Problem details:
Please retype all of the data below, word for word.

Data for processing:
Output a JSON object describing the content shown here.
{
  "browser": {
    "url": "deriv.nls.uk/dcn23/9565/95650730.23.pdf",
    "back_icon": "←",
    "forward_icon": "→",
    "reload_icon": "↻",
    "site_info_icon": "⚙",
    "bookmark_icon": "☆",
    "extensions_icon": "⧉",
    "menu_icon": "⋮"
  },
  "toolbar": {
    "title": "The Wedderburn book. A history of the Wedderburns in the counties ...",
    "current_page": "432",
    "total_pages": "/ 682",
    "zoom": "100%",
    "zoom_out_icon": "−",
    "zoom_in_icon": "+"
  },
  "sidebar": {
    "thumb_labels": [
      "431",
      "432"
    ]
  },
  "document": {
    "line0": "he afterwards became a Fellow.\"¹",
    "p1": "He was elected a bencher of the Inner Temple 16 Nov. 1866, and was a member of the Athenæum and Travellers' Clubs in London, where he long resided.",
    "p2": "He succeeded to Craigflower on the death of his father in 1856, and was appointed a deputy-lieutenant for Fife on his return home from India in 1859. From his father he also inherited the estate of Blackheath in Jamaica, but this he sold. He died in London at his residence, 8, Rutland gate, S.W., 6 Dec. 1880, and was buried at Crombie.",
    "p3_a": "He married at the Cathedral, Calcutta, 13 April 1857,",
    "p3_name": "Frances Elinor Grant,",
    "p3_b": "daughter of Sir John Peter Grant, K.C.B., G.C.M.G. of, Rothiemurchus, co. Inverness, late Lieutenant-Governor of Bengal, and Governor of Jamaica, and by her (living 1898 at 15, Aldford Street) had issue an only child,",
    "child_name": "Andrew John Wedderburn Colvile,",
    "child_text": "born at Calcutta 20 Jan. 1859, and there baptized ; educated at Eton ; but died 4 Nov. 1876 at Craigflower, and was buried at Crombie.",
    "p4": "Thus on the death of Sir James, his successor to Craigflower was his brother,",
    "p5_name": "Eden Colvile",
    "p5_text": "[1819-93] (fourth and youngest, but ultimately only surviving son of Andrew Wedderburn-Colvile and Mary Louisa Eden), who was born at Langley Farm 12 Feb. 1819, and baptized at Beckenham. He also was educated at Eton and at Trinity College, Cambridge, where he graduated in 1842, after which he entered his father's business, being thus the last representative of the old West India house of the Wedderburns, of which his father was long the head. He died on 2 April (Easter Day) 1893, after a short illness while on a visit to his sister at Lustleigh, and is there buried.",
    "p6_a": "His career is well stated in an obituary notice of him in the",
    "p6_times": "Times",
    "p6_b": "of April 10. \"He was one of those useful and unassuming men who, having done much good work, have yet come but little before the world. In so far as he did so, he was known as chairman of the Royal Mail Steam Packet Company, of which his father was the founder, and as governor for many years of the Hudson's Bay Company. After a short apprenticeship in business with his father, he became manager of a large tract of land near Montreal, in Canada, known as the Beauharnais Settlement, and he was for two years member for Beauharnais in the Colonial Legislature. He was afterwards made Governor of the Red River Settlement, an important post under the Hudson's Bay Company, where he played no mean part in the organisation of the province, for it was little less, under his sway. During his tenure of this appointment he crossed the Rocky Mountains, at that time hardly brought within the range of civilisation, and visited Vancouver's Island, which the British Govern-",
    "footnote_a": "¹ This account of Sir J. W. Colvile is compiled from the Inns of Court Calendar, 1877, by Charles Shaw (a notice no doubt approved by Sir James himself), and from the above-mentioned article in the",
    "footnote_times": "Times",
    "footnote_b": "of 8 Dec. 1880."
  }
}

Problem solution:
Output a JSON object describing the content shown here.
{
  "browser": {
    "url": "deriv.nls.uk/dcn23/9565/95650730.23.pdf",
    "back_icon": "←",
    "forward_icon": "→",
    "reload_icon": "↻",
    "site_info_icon": "⚙",
    "bookmark_icon": "☆",
    "extensions_icon": "⧉",
    "menu_icon": "⋮"
  },
  "toolbar": {
    "title": "The Wedderburn book. A history of the Wedderburns in the counties ...",
    "current_page": "432",
    "total_pages": "/ 682",
    "zoom": "100%",
    "zoom_out_icon": "−",
    "zoom_in_icon": "+"
  },
  "sidebar": {
    "thumb_labels": [
      "431",
      "432"
    ]
  },
  "document": {
    "line0": "he afterwards became a Fellow.\"¹",
    "p1": "He was elected a bencher of the Inner Temple 16 Nov. 1866, and was a member of the Athenæum and Travellers' Clubs in London, where he long resided.",
    "p2": "He succeeded to Craigflower on the death of his father in 1856, and was appointed a deputy-lieutenant for Fife on his return home from India in 1859. From his father he also inherited the estate of Blackheath in Jamaica, but this he sold. He died in London at his residence, 8, Rutland gate, S.W., 6 Dec. 1880, and was buried at Crombie.",
    "p3_a": "He married at the Cathedral, Calcutta, 13 April 1857,",
    "p3_name": "Frances Elinor Grant,",
    "p3_b": "daughter of Sir John Peter Grant, K.C.B., G.C.M.G. of, Rothiemurchus, co. Inverness, late Lieutenant-Governor of Bengal, and Governor of Jamaica, and by her (living 1898 at 15, Aldford Street) had issue an only child,",
    "child_name": "Andrew John Wedderburn Colvile,",
    "child_text": "born at Calcutta 20 Jan. 1859, and there baptized ; educated at Eton ; but died 4 Nov. 1876 at Craigflower, and was buried at Crombie.",
    "p4": "Thus on the death of Sir James, his successor to Craigflower was his brother,",
    "p5_name": "Eden Colvile",
    "p5_text": "[1819-93] (fourth and youngest, but ultimately only surviving son of Andrew Wedderburn-Colvile and Mary Louisa Eden), who was born at Langley Farm 12 Feb. 1819, and baptized at Beckenham. He also was educated at Eton and at Trinity College, Cambridge, where he graduated in 1842, after which he entered his father's business, being thus the last representative of the old West India house of the Wedderburns, of which his father was long the head. He died on 2 April (Easter Day) 1893, after a short illness while on a visit to his sister at Lustleigh, and is there buried.",
    "p6_a": "His career is well stated in an obituary notice of him in the",
    "p6_times": "Times",
    "p6_b": "of April 10. \"He was one of those useful and unassuming men who, having done much good work, have yet come but little before the world. In so far as he did so, he was known as chairman of the Royal Mail Steam Packet Company, of which his father was the founder, and as governor for many years of the Hudson's Bay Company. After a short apprenticeship in business with his father, he became manager of a large tract of land near Montreal, in Canada, known as the Beauharnais Settlement, and he was for two years member for Beauharnais in the Colonial Legislature. He was afterwards made Governor of the Red River Settlement, an important post under the Hudson's Bay Company, where he played no mean part in the organisation of the province, for it was little less, under his sway. During his tenure of this appointment he crossed the Rocky Mountains, at that time hardly brought within the range of civilisation, and visited Vancouver's Island, which the British Govern-",
    "footnote_a": "¹ This account of Sir J. W. Colvile is compiled from the Inns of Court Calendar, 1877, by Charles Shaw (a notice no doubt approved by Sir James himself), and from the above-mentioned article in the",
    "footnote_times": "Times",
    "footnote_b": "of 8 Dec. 1880."
  }
}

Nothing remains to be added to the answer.